• Problem details: Output all the data exactly as it appears below.

• Source material:
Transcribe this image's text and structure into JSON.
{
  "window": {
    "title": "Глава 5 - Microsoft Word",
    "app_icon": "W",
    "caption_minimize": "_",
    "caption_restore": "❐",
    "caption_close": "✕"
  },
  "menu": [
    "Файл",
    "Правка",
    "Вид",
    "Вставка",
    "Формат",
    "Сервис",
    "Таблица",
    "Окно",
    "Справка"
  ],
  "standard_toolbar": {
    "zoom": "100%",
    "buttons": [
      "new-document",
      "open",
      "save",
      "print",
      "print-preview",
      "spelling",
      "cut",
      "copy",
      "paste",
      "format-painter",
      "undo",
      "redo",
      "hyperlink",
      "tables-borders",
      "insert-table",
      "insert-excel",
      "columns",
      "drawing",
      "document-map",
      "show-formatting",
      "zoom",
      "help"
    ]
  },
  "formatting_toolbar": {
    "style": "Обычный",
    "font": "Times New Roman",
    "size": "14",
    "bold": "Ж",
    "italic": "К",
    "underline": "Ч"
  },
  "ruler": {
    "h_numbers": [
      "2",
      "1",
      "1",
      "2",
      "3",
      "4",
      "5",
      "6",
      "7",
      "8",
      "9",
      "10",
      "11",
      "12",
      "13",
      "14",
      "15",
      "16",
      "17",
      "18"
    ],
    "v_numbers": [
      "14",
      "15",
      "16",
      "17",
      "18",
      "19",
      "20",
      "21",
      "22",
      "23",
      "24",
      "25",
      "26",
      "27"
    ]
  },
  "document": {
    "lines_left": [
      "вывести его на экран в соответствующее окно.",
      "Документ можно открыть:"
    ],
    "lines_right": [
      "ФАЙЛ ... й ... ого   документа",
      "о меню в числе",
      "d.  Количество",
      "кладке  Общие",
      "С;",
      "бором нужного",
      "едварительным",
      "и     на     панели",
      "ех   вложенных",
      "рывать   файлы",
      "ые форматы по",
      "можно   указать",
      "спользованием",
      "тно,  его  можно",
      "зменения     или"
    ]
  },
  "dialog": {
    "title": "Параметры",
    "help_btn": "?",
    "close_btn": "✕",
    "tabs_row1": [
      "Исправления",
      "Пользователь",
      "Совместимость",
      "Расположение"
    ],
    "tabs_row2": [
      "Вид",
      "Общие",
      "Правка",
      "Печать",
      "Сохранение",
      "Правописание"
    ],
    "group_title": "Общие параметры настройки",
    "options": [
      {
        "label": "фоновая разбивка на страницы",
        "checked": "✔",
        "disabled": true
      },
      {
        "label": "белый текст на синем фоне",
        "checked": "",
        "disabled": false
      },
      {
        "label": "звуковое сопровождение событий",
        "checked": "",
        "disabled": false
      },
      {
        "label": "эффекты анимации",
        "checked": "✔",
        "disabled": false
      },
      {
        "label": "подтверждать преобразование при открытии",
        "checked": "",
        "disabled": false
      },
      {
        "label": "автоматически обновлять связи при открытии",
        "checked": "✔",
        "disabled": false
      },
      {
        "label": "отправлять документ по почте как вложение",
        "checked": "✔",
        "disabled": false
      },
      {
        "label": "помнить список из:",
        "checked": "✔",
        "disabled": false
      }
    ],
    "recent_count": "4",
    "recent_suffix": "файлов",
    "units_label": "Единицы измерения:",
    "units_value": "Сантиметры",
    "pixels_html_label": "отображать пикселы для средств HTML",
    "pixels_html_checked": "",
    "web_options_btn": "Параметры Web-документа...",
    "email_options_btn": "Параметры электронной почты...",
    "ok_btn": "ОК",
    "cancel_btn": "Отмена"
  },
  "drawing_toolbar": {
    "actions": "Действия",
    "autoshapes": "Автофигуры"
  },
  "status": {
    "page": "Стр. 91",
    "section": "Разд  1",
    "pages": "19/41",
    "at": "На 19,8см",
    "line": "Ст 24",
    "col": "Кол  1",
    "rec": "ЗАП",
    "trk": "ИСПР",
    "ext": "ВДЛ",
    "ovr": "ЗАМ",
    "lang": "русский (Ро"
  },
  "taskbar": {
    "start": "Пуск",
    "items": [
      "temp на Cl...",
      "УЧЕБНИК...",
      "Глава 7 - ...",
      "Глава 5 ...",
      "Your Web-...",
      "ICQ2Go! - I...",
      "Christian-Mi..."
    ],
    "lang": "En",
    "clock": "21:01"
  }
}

• Result of this exercise:
Transcribe this image's text and structure into JSON.
{
  "window": {
    "title": "Глава 5 - Microsoft Word",
    "app_icon": "W",
    "caption_minimize": "_",
    "caption_restore": "❐",
    "caption_close": "✕"
  },
  "menu": [
    "Файл",
    "Правка",
    "Вид",
    "Вставка",
    "Формат",
    "Сервис",
    "Таблица",
    "Окно",
    "Справка"
  ],
  "standard_toolbar": {
    "zoom": "100%",
    "buttons": [
      "new-document",
      "open",
      "save",
      "print",
      "print-preview",
      "spelling",
      "cut",
      "copy",
      "paste",
      "format-painter",
      "undo",
      "redo",
      "hyperlink",
      "tables-borders",
      "insert-table",
      "insert-excel",
      "columns",
      "drawing",
      "document-map",
      "show-formatting",
      "zoom",
      "help"
    ]
  },
  "formatting_toolbar": {
    "style": "Обычный",
    "font": "Times New Roman",
    "size": "14",
    "bold": "Ж",
    "italic": "К",
    "underline": "Ч"
  },
  "ruler": {
    "h_numbers": [
      "2",
      "1",
      "1",
      "2",
      "3",
      "4",
      "5",
      "6",
      "7",
      "8",
      "9",
      "10",
      "11",
      "12",
      "13",
      "14",
      "15",
      "16",
      "17",
      "18"
    ],
    "v_numbers": [
      "14",
      "15",
      "16",
      "17",
      "18",
      "19",
      "20",
      "21",
      "22",
      "23",
      "24",
      "25",
      "26",
      "27"
    ]
  },
  "document": {
    "lines_left": [
      "вывести его на экран в соответствующее окно.",
      "Документ можно открыть:"
    ],
    "lines_right": [
      "ФАЙЛ ... й ... ого   документа",
      "о меню в числе",
      "d.  Количество",
      "кладке  Общие",
      "С;",
      "бором нужного",
      "едварительным",
      "и     на     панели",
      "ех   вложенных",
      "рывать   файлы",
      "ые форматы по",
      "можно   указать",
      "спользованием",
      "тно,  его  можно",
      "зменения     или"
    ]
  },
  "dialog": {
    "title": "Параметры",
    "help_btn": "?",
    "close_btn": "✕",
    "tabs_row1": [
      "Исправления",
      "Пользователь",
      "Совместимость",
      "Расположение"
    ],
    "tabs_row2": [
      "Вид",
      "Общие",
      "Правка",
      "Печать",
      "Сохранение",
      "Правописание"
    ],
    "group_title": "Общие параметры настройки",
    "options": [
      {
        "label": "фоновая разбивка на страницы",
        "checked": "✔",
        "disabled": true
      },
      {
        "label": "белый текст на синем фоне",
        "checked": "",
        "disabled": false
      },
      {
        "label": "звуковое сопровождение событий",
        "checked": "",
        "disabled": false
      },
      {
        "label": "эффекты анимации",
        "checked": "✔",
        "disabled": false
      },
      {
        "label": "подтверждать преобразование при открытии",
        "checked": "",
        "disabled": false
      },
      {
        "label": "автоматически обновлять связи при открытии",
        "checked": "✔",
        "disabled": false
      },
      {
        "label": "отправлять документ по почте как вложение",
        "checked": "✔",
        "disabled": false
      },
      {
        "label": "помнить список из:",
        "checked": "✔",
        "disabled": false
      }
    ],
    "recent_count": "4",
    "recent_suffix": "файлов",
    "units_label": "Единицы измерения:",
    "units_value": "Сантиметры",
    "pixels_html_label": "отображать пикселы для средств HTML",
    "pixels_html_checked": "",
    "web_options_btn": "Параметры Web-документа...",
    "email_options_btn": "Параметры электронной почты...",
    "ok_btn": "ОК",
    "cancel_btn": "Отмена"
  },
  "drawing_toolbar": {
    "actions": "Действия",
    "autoshapes": "Автофигуры"
  },
  "status": {
    "page": "Стр. 91",
    "section": "Разд  1",
    "pages": "19/41",
    "at": "На 19,8см",
    "line": "Ст 24",
    "col": "Кол  1",
    "rec": "ЗАП",
    "trk": "ИСПР",
    "ext": "ВДЛ",
    "ovr": "ЗАМ",
    "lang": "русский (Ро"
  },
  "taskbar": {
    "start": "Пуск",
    "items": [
      "temp на Cl...",
      "УЧЕБНИК...",
      "Глава 7 - ...",
      "Глава 5 ...",
      "Your Web-...",
      "ICQ2Go! - I...",
      "Christian-Mi..."
    ],
    "lang": "En",
    "clock": "21:01"
  }
}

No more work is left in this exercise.